• [Record extracts]:
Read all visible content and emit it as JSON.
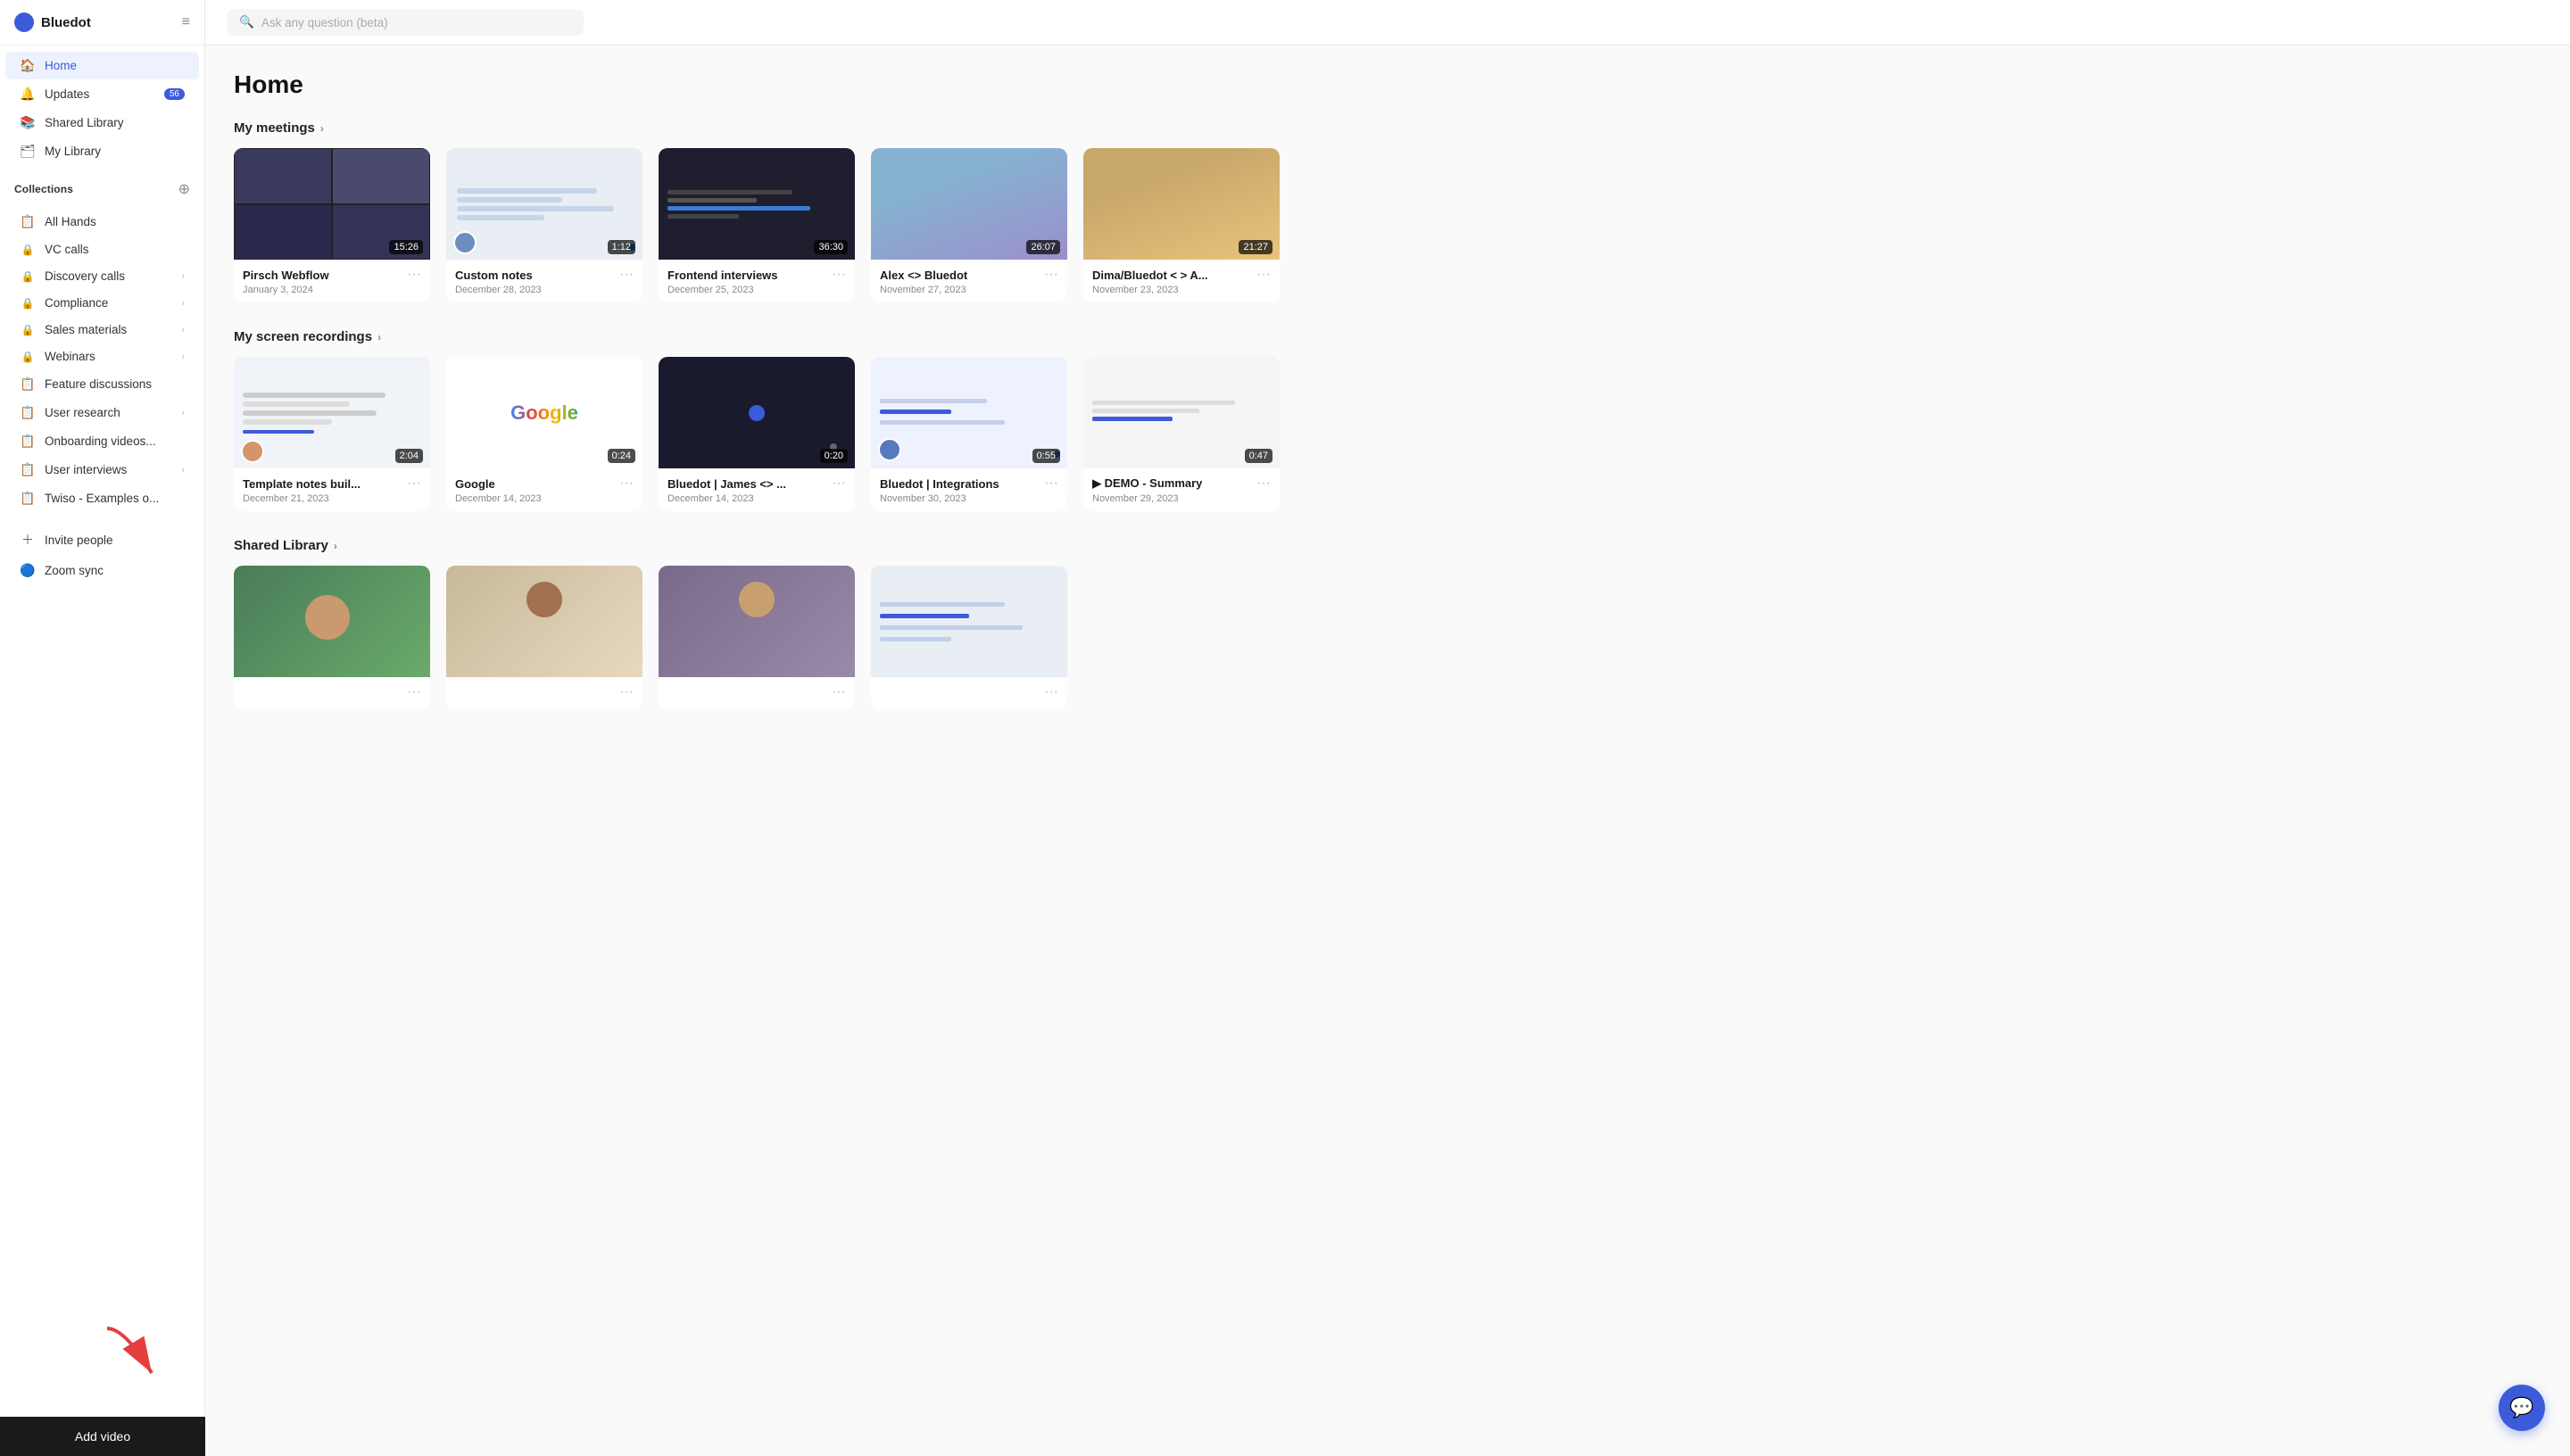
{
  "app": {
    "brand": "Bluedot",
    "hamburger": "≡"
  },
  "sidebar": {
    "nav": [
      {
        "id": "home",
        "icon": "🏠",
        "label": "Home",
        "active": true
      },
      {
        "id": "updates",
        "icon": "🔔",
        "label": "Updates",
        "badge": "56"
      },
      {
        "id": "shared-library",
        "icon": "📚",
        "label": "Shared Library"
      },
      {
        "id": "my-library",
        "icon": "🗂",
        "label": "My Library"
      }
    ],
    "collections_title": "Collections",
    "collections": [
      {
        "id": "all-hands",
        "icon": "📋",
        "label": "All Hands",
        "locked": false
      },
      {
        "id": "vc-calls",
        "icon": "🔒",
        "label": "VC calls",
        "locked": true
      },
      {
        "id": "discovery-calls",
        "icon": "🔒",
        "label": "Discovery calls",
        "locked": true,
        "has_arrow": true
      },
      {
        "id": "compliance",
        "icon": "🔒",
        "label": "Compliance",
        "locked": true,
        "has_arrow": true
      },
      {
        "id": "sales-materials",
        "icon": "🔒",
        "label": "Sales materials",
        "locked": true,
        "has_arrow": true
      },
      {
        "id": "webinars",
        "icon": "🔒",
        "label": "Webinars",
        "locked": true,
        "has_arrow": true
      },
      {
        "id": "feature-discussions",
        "icon": "📋",
        "label": "Feature discussions",
        "locked": false
      },
      {
        "id": "user-research",
        "icon": "📋",
        "label": "User research",
        "locked": false,
        "has_arrow": true
      },
      {
        "id": "onboarding-videos",
        "icon": "📋",
        "label": "Onboarding videos...",
        "locked": false
      },
      {
        "id": "user-interviews",
        "icon": "📋",
        "label": "User interviews",
        "locked": false,
        "has_arrow": true
      },
      {
        "id": "twiso-examples",
        "icon": "📋",
        "label": "Twiso - Examples o...",
        "locked": false
      }
    ],
    "invite_people": "Invite people",
    "zoom_sync": "Zoom sync",
    "add_video_label": "Add video"
  },
  "topbar": {
    "search_placeholder": "Ask any question (beta)"
  },
  "main": {
    "page_title": "Home",
    "sections": [
      {
        "id": "my-meetings",
        "label": "My meetings",
        "cards": [
          {
            "id": "pirsch-webflow",
            "title": "Pirsch Webflow",
            "date": "January 3, 2024",
            "duration": "15:26",
            "thumb": "meeting",
            "has_avatar": false
          },
          {
            "id": "custom-notes",
            "title": "Custom notes",
            "date": "December 28, 2023",
            "duration": "1:12",
            "thumb": "notes",
            "has_avatar": true,
            "has_sync": true
          },
          {
            "id": "frontend-interviews",
            "title": "Frontend interviews",
            "date": "December 25, 2023",
            "duration": "36:30",
            "thumb": "code"
          },
          {
            "id": "alex-bluedot",
            "title": "Alex <> Bluedot",
            "date": "November 27, 2023",
            "duration": "26:07",
            "thumb": "mountain"
          },
          {
            "id": "dima-bluedot",
            "title": "Dima/Bluedot < > A...",
            "date": "November 23, 2023",
            "duration": "21:27",
            "thumb": "mountain2"
          }
        ]
      },
      {
        "id": "my-screen-recordings",
        "label": "My screen recordings",
        "cards": [
          {
            "id": "template-notes",
            "title": "Template notes buil...",
            "date": "December 21, 2023",
            "duration": "2:04",
            "thumb": "screen",
            "has_avatar": true
          },
          {
            "id": "google",
            "title": "Google",
            "date": "December 14, 2023",
            "duration": "0:24",
            "thumb": "google"
          },
          {
            "id": "bluedot-james",
            "title": "Bluedot | James <> ...",
            "date": "December 14, 2023",
            "duration": "0:20",
            "thumb": "bluedot-dark"
          },
          {
            "id": "bluedot-integrations",
            "title": "Bluedot | Integrations",
            "date": "November 30, 2023",
            "duration": "0:55",
            "thumb": "integrations",
            "has_avatar": true,
            "has_sync": true
          },
          {
            "id": "demo-summary",
            "title": "▶ DEMO - Summary",
            "date": "November 29, 2023",
            "duration": "0:47",
            "thumb": "demo"
          }
        ]
      },
      {
        "id": "shared-library",
        "label": "Shared Library",
        "cards": [
          {
            "id": "shared-1",
            "title": "",
            "date": "",
            "duration": "",
            "thumb": "shared1"
          },
          {
            "id": "shared-2",
            "title": "",
            "date": "",
            "duration": "",
            "thumb": "shared2"
          },
          {
            "id": "shared-3",
            "title": "",
            "date": "",
            "duration": "",
            "thumb": "shared3"
          },
          {
            "id": "shared-4",
            "title": "",
            "date": "",
            "duration": "",
            "thumb": "shared4"
          }
        ]
      }
    ]
  },
  "colors": {
    "accent": "#3b5bdb",
    "bg": "#fafafa"
  }
}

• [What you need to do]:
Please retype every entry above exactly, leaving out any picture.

• [Exercise output]:
Read all visible content and emit it as JSON.
{
  "app": {
    "brand": "Bluedot",
    "hamburger": "≡"
  },
  "sidebar": {
    "nav": [
      {
        "id": "home",
        "icon": "🏠",
        "label": "Home",
        "active": true
      },
      {
        "id": "updates",
        "icon": "🔔",
        "label": "Updates",
        "badge": "56"
      },
      {
        "id": "shared-library",
        "icon": "📚",
        "label": "Shared Library"
      },
      {
        "id": "my-library",
        "icon": "🗂",
        "label": "My Library"
      }
    ],
    "collections_title": "Collections",
    "collections": [
      {
        "id": "all-hands",
        "icon": "📋",
        "label": "All Hands",
        "locked": false
      },
      {
        "id": "vc-calls",
        "icon": "🔒",
        "label": "VC calls",
        "locked": true
      },
      {
        "id": "discovery-calls",
        "icon": "🔒",
        "label": "Discovery calls",
        "locked": true,
        "has_arrow": true
      },
      {
        "id": "compliance",
        "icon": "🔒",
        "label": "Compliance",
        "locked": true,
        "has_arrow": true
      },
      {
        "id": "sales-materials",
        "icon": "🔒",
        "label": "Sales materials",
        "locked": true,
        "has_arrow": true
      },
      {
        "id": "webinars",
        "icon": "🔒",
        "label": "Webinars",
        "locked": true,
        "has_arrow": true
      },
      {
        "id": "feature-discussions",
        "icon": "📋",
        "label": "Feature discussions",
        "locked": false
      },
      {
        "id": "user-research",
        "icon": "📋",
        "label": "User research",
        "locked": false,
        "has_arrow": true
      },
      {
        "id": "onboarding-videos",
        "icon": "📋",
        "label": "Onboarding videos...",
        "locked": false
      },
      {
        "id": "user-interviews",
        "icon": "📋",
        "label": "User interviews",
        "locked": false,
        "has_arrow": true
      },
      {
        "id": "twiso-examples",
        "icon": "📋",
        "label": "Twiso - Examples o...",
        "locked": false
      }
    ],
    "invite_people": "Invite people",
    "zoom_sync": "Zoom sync",
    "add_video_label": "Add video"
  },
  "topbar": {
    "search_placeholder": "Ask any question (beta)"
  },
  "main": {
    "page_title": "Home",
    "sections": [
      {
        "id": "my-meetings",
        "label": "My meetings",
        "cards": [
          {
            "id": "pirsch-webflow",
            "title": "Pirsch Webflow",
            "date": "January 3, 2024",
            "duration": "15:26",
            "thumb": "meeting",
            "has_avatar": false
          },
          {
            "id": "custom-notes",
            "title": "Custom notes",
            "date": "December 28, 2023",
            "duration": "1:12",
            "thumb": "notes",
            "has_avatar": true,
            "has_sync": true
          },
          {
            "id": "frontend-interviews",
            "title": "Frontend interviews",
            "date": "December 25, 2023",
            "duration": "36:30",
            "thumb": "code"
          },
          {
            "id": "alex-bluedot",
            "title": "Alex <> Bluedot",
            "date": "November 27, 2023",
            "duration": "26:07",
            "thumb": "mountain"
          },
          {
            "id": "dima-bluedot",
            "title": "Dima/Bluedot < > A...",
            "date": "November 23, 2023",
            "duration": "21:27",
            "thumb": "mountain2"
          }
        ]
      },
      {
        "id": "my-screen-recordings",
        "label": "My screen recordings",
        "cards": [
          {
            "id": "template-notes",
            "title": "Template notes buil...",
            "date": "December 21, 2023",
            "duration": "2:04",
            "thumb": "screen",
            "has_avatar": true
          },
          {
            "id": "google",
            "title": "Google",
            "date": "December 14, 2023",
            "duration": "0:24",
            "thumb": "google"
          },
          {
            "id": "bluedot-james",
            "title": "Bluedot | James <> ...",
            "date": "December 14, 2023",
            "duration": "0:20",
            "thumb": "bluedot-dark"
          },
          {
            "id": "bluedot-integrations",
            "title": "Bluedot | Integrations",
            "date": "November 30, 2023",
            "duration": "0:55",
            "thumb": "integrations",
            "has_avatar": true,
            "has_sync": true
          },
          {
            "id": "demo-summary",
            "title": "▶ DEMO - Summary",
            "date": "November 29, 2023",
            "duration": "0:47",
            "thumb": "demo"
          }
        ]
      },
      {
        "id": "shared-library",
        "label": "Shared Library",
        "cards": [
          {
            "id": "shared-1",
            "title": "",
            "date": "",
            "duration": "",
            "thumb": "shared1"
          },
          {
            "id": "shared-2",
            "title": "",
            "date": "",
            "duration": "",
            "thumb": "shared2"
          },
          {
            "id": "shared-3",
            "title": "",
            "date": "",
            "duration": "",
            "thumb": "shared3"
          },
          {
            "id": "shared-4",
            "title": "",
            "date": "",
            "duration": "",
            "thumb": "shared4"
          }
        ]
      }
    ]
  },
  "colors": {
    "accent": "#3b5bdb",
    "bg": "#fafafa"
  }
}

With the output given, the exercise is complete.